The think tank has forecasted that the all-time low base rate of 0.5 per cent will remain in place until 2011 at least, and will remain below 2 per cent to 2014.
Its forecasts also think an additional £75bn of quantitative easing will be needed to shore up the UK economy – it also indicates a sharp fall in the long bond yield to 2.8 per cent by 2011 and 2.5 per cent by 2013.
The CEBR also predicts a weaker pound, falling to $1.40 and possibly below €1.00.
Senior economist Charles Davis says: “The risk to the scenario in our forecasts are from the world economy and from inflation. Our forecasts show low levels of labour cost inflation which should keep the CPI low enough to prevent the Bank of England from having to raise rates until the economy is recovering. But this does require the prices of oil, primary commodities and food not to rise so fast that with a weak pound they dominate the impact of low labour costs.”

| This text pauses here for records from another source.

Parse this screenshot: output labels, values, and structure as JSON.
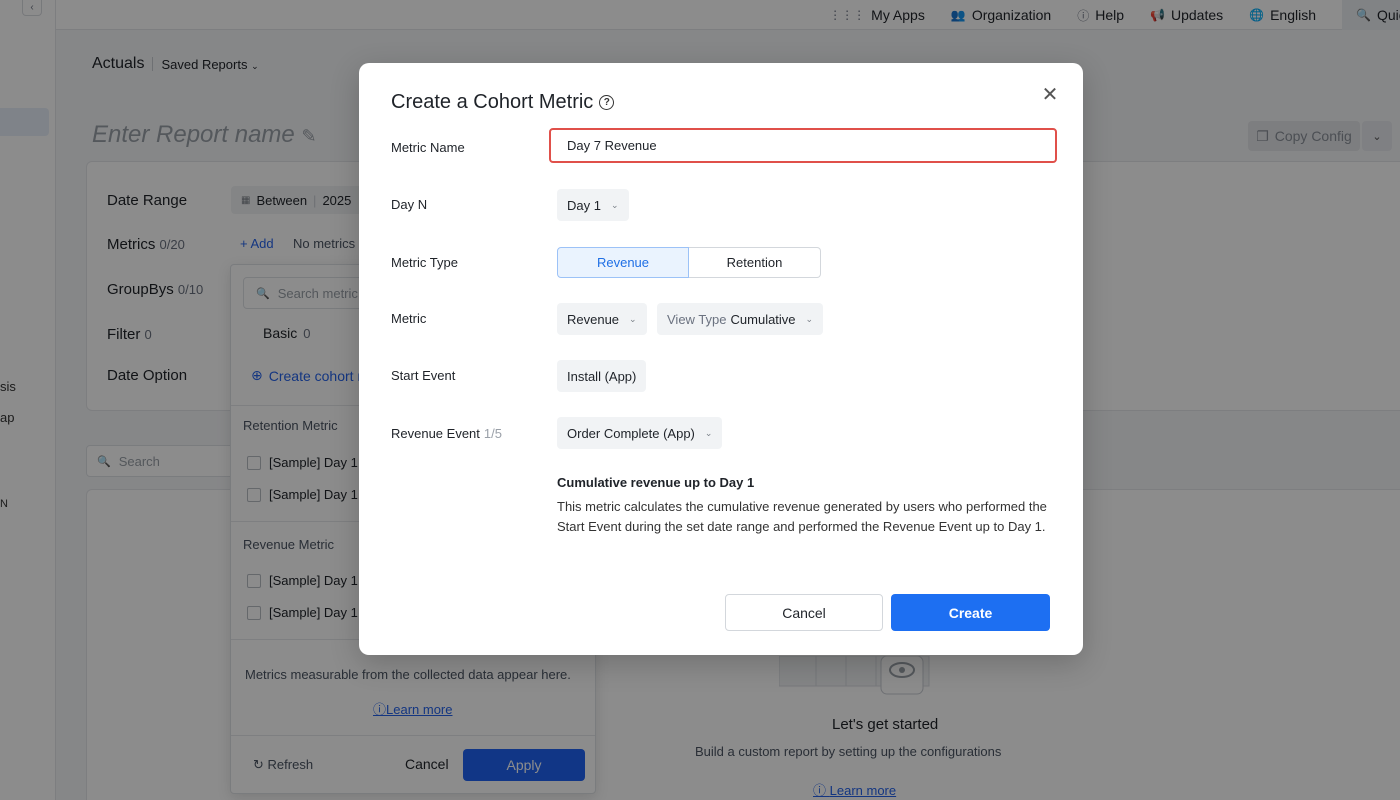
{
  "topnav": {
    "my_apps": "My Apps",
    "organization": "Organization",
    "help": "Help",
    "updates": "Updates",
    "english": "English",
    "quick": "Quic"
  },
  "sidebar": {
    "fragments": [
      "sis",
      "ap",
      "N"
    ]
  },
  "header": {
    "actuals": "Actuals",
    "saved_reports": "Saved Reports",
    "report_name_placeholder": "Enter Report name",
    "copy_config": "Copy Config"
  },
  "config": {
    "date_range_label": "Date Range",
    "date_range_value": "Between",
    "date_range_year": "2025",
    "metrics_label": "Metrics",
    "metrics_count": "0/20",
    "add_label": "+ Add",
    "no_metrics": "No metrics",
    "groupbys_label": "GroupBys",
    "groupbys_count": "0/10",
    "filter_label": "Filter",
    "filter_count": "0",
    "date_option_label": "Date Option"
  },
  "search": {
    "placeholder": "Search"
  },
  "metric_dropdown": {
    "search_placeholder": "Search metric",
    "tab_basic": "Basic",
    "tab_basic_count": "0",
    "create_cohort": "Create cohort m",
    "retention_section": "Retention Metric",
    "retention_items": [
      "[Sample] Day 1",
      "[Sample] Day 1"
    ],
    "revenue_section": "Revenue Metric",
    "revenue_items": [
      "[Sample] Day 1",
      "[Sample] Day 1"
    ],
    "note": "Metrics measurable from the collected data appear here.",
    "learn_more": "Learn more",
    "refresh": "Refresh",
    "cancel": "Cancel",
    "apply": "Apply"
  },
  "empty_state": {
    "title": "Let's get started",
    "subtitle": "Build a custom report by setting up the configurations",
    "learn_more": "Learn more"
  },
  "modal": {
    "title": "Create a Cohort Metric",
    "metric_name_label": "Metric Name",
    "metric_name_value": "Day 7 Revenue",
    "day_n_label": "Day N",
    "day_n_value": "Day 1",
    "metric_type_label": "Metric Type",
    "metric_type_options": [
      "Revenue",
      "Retention"
    ],
    "metric_type_selected": "Revenue",
    "metric_label": "Metric",
    "metric_value": "Revenue",
    "view_type_prefix": "View Type",
    "view_type_value": "Cumulative",
    "start_event_label": "Start Event",
    "start_event_value": "Install (App)",
    "revenue_event_label": "Revenue Event",
    "revenue_event_count": "1/5",
    "revenue_event_value": "Order Complete (App)",
    "description_title": "Cumulative revenue up to Day 1",
    "description_body": "This metric calculates the cumulative revenue generated by users who performed the Start Event during the set date range and performed the Revenue Event up to Day 1.",
    "cancel": "Cancel",
    "create": "Create"
  },
  "colors": {
    "accent": "#1d6ff2",
    "input_error_border": "#e0504a",
    "segment_active_bg": "#eaf3fe"
  }
}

The forecasts all assume that the incoming Government will need to get the budget deficit down to £50bn by 2015 – without fiscal action the forecasts predict a deficit of £143bn by that time.
CEBR chief executive Douglas McWilliams says: “We are likely to see an exciting policy mix, with the fiscal policy lever pulled right back while the monetary lever is fast forward. Our analysis says that this ought to work – if it does so, we are likely to see a major re-rating of equities and property which in turn should stimulate economic growth after a lag.”